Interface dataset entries
•••

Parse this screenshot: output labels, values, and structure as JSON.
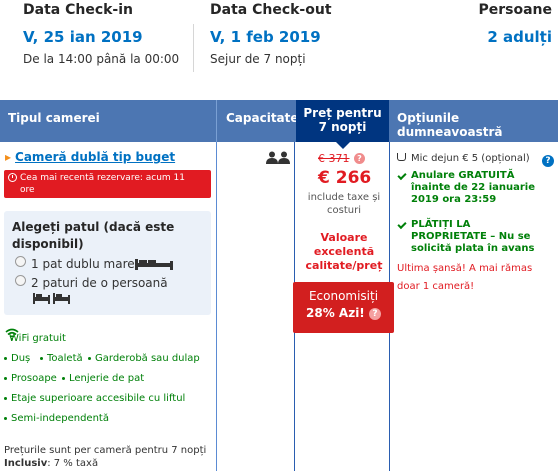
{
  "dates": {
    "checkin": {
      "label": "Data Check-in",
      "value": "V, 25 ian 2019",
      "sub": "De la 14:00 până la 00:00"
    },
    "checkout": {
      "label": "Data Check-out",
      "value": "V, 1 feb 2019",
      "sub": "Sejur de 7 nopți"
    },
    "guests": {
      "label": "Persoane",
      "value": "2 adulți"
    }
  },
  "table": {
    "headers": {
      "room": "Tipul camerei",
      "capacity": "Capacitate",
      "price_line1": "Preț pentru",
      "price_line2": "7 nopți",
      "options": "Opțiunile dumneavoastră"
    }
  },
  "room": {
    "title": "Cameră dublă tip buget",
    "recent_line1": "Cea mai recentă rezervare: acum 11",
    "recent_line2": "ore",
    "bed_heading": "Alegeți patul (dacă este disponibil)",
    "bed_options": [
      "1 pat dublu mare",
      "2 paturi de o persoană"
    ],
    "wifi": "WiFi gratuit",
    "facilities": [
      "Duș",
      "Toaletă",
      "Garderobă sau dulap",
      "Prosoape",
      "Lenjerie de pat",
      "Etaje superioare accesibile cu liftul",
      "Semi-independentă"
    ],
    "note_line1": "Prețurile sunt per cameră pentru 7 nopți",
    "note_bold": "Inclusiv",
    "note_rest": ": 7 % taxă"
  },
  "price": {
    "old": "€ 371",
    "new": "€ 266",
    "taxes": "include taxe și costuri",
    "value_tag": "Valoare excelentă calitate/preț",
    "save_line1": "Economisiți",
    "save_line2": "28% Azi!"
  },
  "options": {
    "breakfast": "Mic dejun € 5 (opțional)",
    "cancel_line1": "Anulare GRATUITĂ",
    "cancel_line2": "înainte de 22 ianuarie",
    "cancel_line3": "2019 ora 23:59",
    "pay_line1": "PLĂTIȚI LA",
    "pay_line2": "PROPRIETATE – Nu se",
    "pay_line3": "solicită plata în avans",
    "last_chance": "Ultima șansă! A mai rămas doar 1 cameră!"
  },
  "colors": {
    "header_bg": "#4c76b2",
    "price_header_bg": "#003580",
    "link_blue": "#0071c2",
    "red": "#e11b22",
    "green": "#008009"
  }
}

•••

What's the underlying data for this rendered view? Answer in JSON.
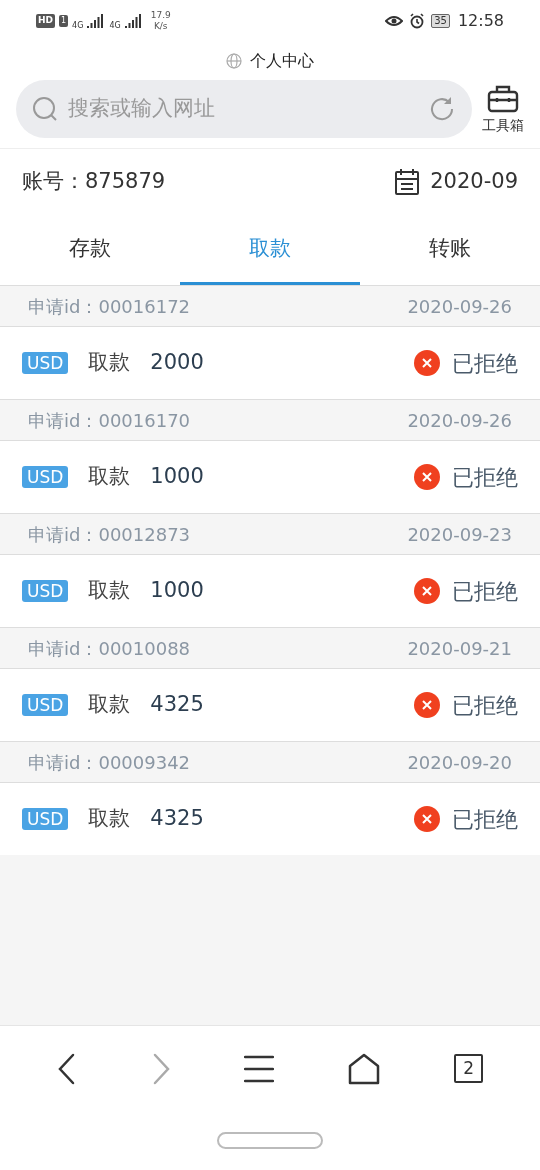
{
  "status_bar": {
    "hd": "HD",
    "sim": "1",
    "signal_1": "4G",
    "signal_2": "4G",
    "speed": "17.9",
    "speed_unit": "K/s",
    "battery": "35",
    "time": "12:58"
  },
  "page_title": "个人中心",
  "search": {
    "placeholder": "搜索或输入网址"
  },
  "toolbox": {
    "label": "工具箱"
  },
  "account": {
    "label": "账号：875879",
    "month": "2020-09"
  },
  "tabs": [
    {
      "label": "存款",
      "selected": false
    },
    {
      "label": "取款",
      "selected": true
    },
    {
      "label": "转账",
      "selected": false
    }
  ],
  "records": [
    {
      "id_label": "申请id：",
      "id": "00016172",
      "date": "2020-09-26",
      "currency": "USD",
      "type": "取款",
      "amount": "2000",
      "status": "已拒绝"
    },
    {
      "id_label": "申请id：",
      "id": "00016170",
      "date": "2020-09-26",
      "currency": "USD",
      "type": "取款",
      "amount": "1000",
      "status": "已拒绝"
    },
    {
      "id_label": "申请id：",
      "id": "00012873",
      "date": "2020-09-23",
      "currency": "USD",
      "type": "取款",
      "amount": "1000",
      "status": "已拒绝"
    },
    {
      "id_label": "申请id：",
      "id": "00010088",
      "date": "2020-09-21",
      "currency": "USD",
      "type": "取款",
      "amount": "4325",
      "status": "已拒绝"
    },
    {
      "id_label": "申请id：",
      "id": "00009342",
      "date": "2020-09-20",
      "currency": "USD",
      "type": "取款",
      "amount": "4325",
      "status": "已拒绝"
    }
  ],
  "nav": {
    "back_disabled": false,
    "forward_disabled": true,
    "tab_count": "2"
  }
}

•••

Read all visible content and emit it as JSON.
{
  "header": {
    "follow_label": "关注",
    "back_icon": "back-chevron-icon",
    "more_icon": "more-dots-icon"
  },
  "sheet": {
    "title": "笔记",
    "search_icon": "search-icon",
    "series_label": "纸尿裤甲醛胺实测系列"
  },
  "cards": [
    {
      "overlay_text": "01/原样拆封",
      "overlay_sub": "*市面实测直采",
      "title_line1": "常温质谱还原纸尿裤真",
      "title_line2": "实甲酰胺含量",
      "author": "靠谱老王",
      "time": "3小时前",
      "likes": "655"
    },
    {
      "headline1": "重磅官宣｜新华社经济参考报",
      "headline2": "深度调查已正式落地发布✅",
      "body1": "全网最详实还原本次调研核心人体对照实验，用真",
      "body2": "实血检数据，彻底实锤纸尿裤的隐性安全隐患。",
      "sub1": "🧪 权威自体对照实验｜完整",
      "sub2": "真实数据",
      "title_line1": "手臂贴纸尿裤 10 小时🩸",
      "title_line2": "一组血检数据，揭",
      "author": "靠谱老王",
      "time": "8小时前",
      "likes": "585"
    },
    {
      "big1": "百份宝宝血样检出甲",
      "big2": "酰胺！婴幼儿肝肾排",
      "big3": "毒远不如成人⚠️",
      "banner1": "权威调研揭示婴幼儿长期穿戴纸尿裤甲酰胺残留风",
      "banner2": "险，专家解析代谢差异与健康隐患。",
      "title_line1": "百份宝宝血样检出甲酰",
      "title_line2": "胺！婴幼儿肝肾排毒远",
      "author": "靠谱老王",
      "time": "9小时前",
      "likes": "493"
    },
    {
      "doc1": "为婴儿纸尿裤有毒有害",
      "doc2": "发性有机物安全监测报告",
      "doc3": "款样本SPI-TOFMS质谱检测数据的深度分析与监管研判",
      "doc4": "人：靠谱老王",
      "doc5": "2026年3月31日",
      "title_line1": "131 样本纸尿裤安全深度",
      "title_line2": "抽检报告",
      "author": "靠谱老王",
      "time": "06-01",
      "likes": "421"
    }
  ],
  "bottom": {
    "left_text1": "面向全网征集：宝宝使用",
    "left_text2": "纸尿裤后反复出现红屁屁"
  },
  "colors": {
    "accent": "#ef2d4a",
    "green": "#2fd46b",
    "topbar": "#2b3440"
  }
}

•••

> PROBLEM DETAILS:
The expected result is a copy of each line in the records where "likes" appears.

> EXERCISE RESULT:
      "likes": "655"
      "likes": "585"
      "likes": "493"
      "likes": "421"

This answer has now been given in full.